Razib Khan and Ray Sawhill both alerted me to a special personal DNA testing deal from 23andme.com for $99 plus $60 for a year of data analysis updates (where new research tells more about the half million DNA letters they test). Razib says to get the discount the discount codes are LOYALFAN, HHY6P4, GIZMODO99.
23andme does what is called SNP testing. SNP stands for single nucleotide polymorphism. Sounds fancy, right? Not really. SNPs are places in your 2.9 billion DNA letters where people differ from each other. The half million that 23andme test are so far known to be more interesting from a medical or genealogical standpoint than some millions of other known SNPs.

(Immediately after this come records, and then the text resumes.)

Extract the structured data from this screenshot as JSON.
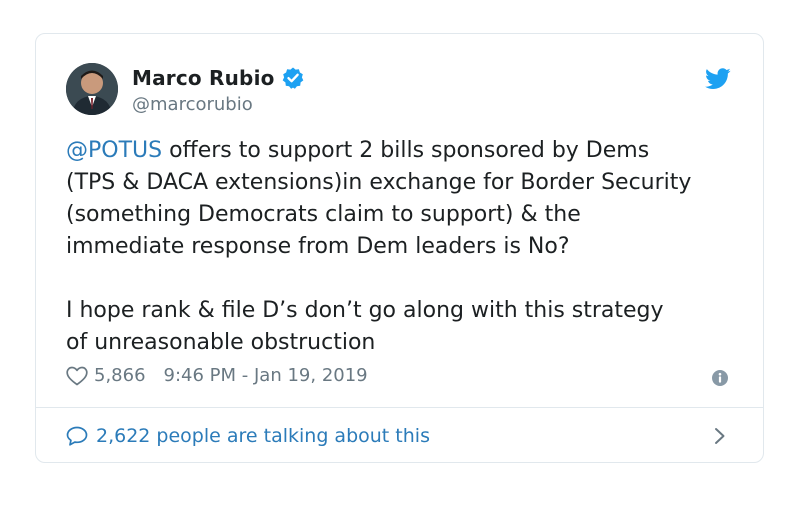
{
  "tweet": {
    "author": {
      "name": "Marco Rubio",
      "handle": "@marcorubio",
      "verified": true
    },
    "text": {
      "mention": "@POTUS",
      "line1_rest": " offers to support 2 bills sponsored by Dems",
      "line2": "(TPS & DACA extensions)in exchange for Border Security",
      "line3": "(something Democrats claim to support) & the",
      "line4": "immediate response from Dem leaders is No?",
      "line5": "I hope rank & file D’s don’t go along with this strategy",
      "line6": "of unreasonable obstruction"
    },
    "likes": "5,866",
    "timestamp": "9:46 PM - Jan 19, 2019",
    "talking": "2,622 people are talking about this"
  },
  "colors": {
    "link": "#2b7bb9",
    "twitter_blue": "#1da1f2",
    "secondary_text": "#697882",
    "border": "#e1e8ed"
  },
  "icons": [
    "verified-icon",
    "twitter-bird-icon",
    "heart-icon",
    "info-icon",
    "speech-bubble-icon",
    "chevron-right-icon"
  ]
}
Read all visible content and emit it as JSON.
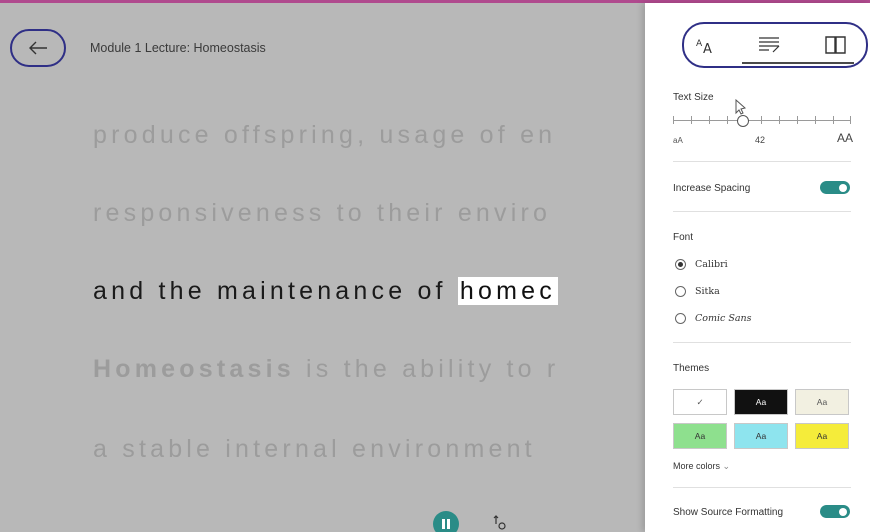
{
  "reader": {
    "title": "Module 1 Lecture: Homeostasis",
    "lines": [
      "produce offspring, usage of en",
      "responsiveness to their enviro",
      "and the maintenance of ",
      "homec",
      "Homeostasis",
      " is the ability to r",
      "a stable internal environment"
    ]
  },
  "panel": {
    "text_size_label": "Text Size",
    "text_size_value": "42",
    "text_size_fraction": 0.39,
    "small_a": "aA",
    "big_a": "AA",
    "increase_spacing_label": "Increase Spacing",
    "increase_spacing_on": true,
    "font_label": "Font",
    "fonts": [
      {
        "name": "Calibri",
        "selected": true
      },
      {
        "name": "Sitka",
        "selected": false
      },
      {
        "name": "Comic Sans",
        "selected": false
      }
    ],
    "themes_label": "Themes",
    "themes": [
      {
        "label": "✓",
        "bg": "#ffffff",
        "fg": "#555555"
      },
      {
        "label": "Aa",
        "bg": "#111111",
        "fg": "#ffffff"
      },
      {
        "label": "Aa",
        "bg": "#f2f0e1",
        "fg": "#555555"
      },
      {
        "label": "Aa",
        "bg": "#8ee08e",
        "fg": "#333333"
      },
      {
        "label": "Aa",
        "bg": "#8ee4ee",
        "fg": "#333333"
      },
      {
        "label": "Aa",
        "bg": "#f5ec3a",
        "fg": "#333333"
      }
    ],
    "more_colors_label": "More colors",
    "show_source_label": "Show Source Formatting",
    "show_source_on": true
  },
  "colors": {
    "accent": "#2a8c87",
    "highlight_border": "#2f2f86"
  }
}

So do they offer practical useful information? For some people, yes. For example, they check some SNPs that are associated with higher risk of side effects from cholesterol-lowering statins and blood thinners such as Warfarin. I think DNA testing for drug side effects will provide a big boon because not only can we use DNA tests to avoid side effects from existing drugs but also when drugs cause dangerous side effects during drug development fewer drugs will need to be dropped from development if a subset of at-risk people can be identified. With genetic tests that identify those at risk everyone else will be able to still use these drugs which otherwise would never make it to market.
I would like to see the genetic testing services provided by companies like 23andme to be used more routinely with medical research studies on humans. For example, I recently reported on how some people get little or no benefit from exercise. If the people who did that study had also used 23andme's testing service on their study subjects they might already have clues as to which SNPs might contribute to those findings.

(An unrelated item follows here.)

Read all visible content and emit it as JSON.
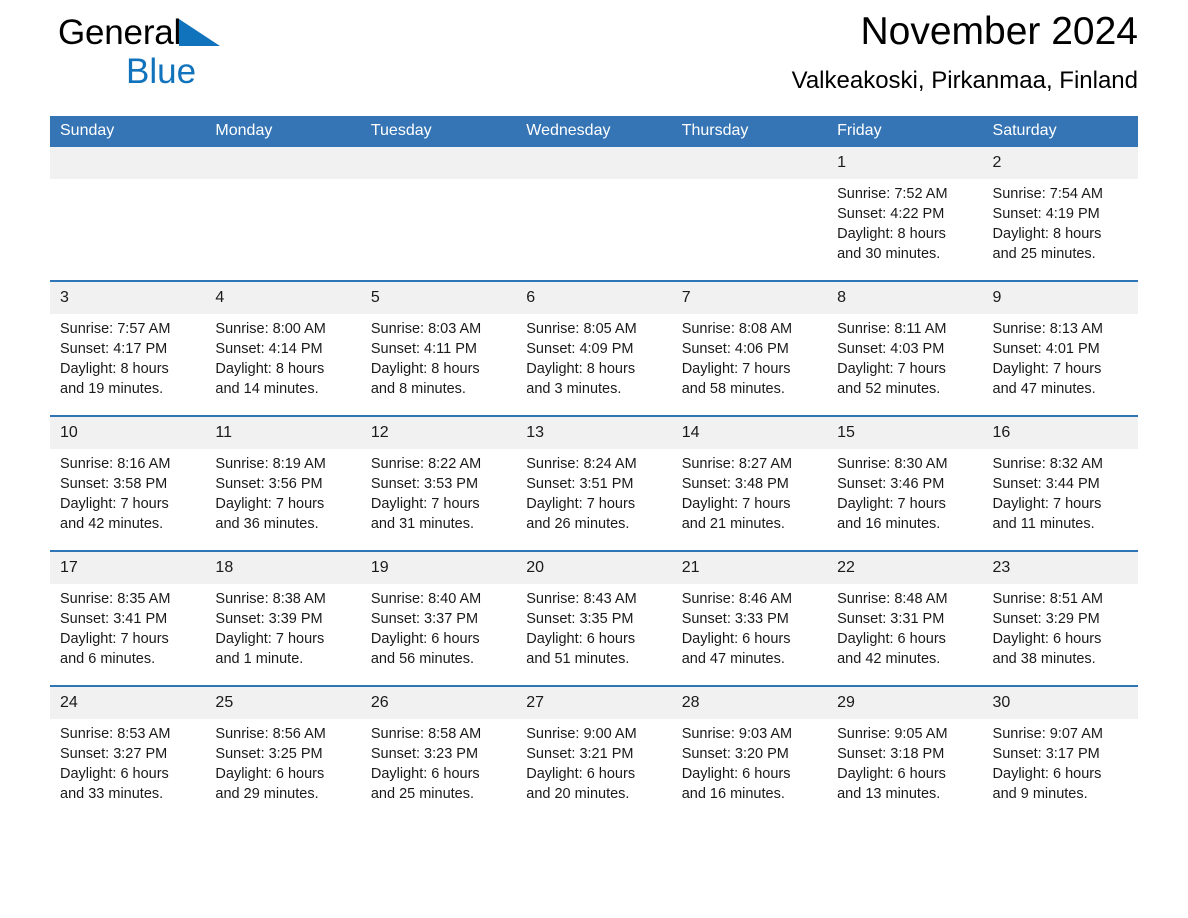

I expect genetic testing will eventually tell us lots of insights useful for our daily lives. For example, do we benefit from exercise, what kinds, and what kinds to avoid? What about fat versus protein versus carbohydrates or types of fats? Nutrigenomics will provide some answers which will allow us to customize our diets. Also, which drugs to avoid or take? Both the long and short term benefits and risks of drugs depend at least partly on our genetic makeup.
|Share |||Randall Parker, 2010 November 25 09:47 AM Biotech Assay Services|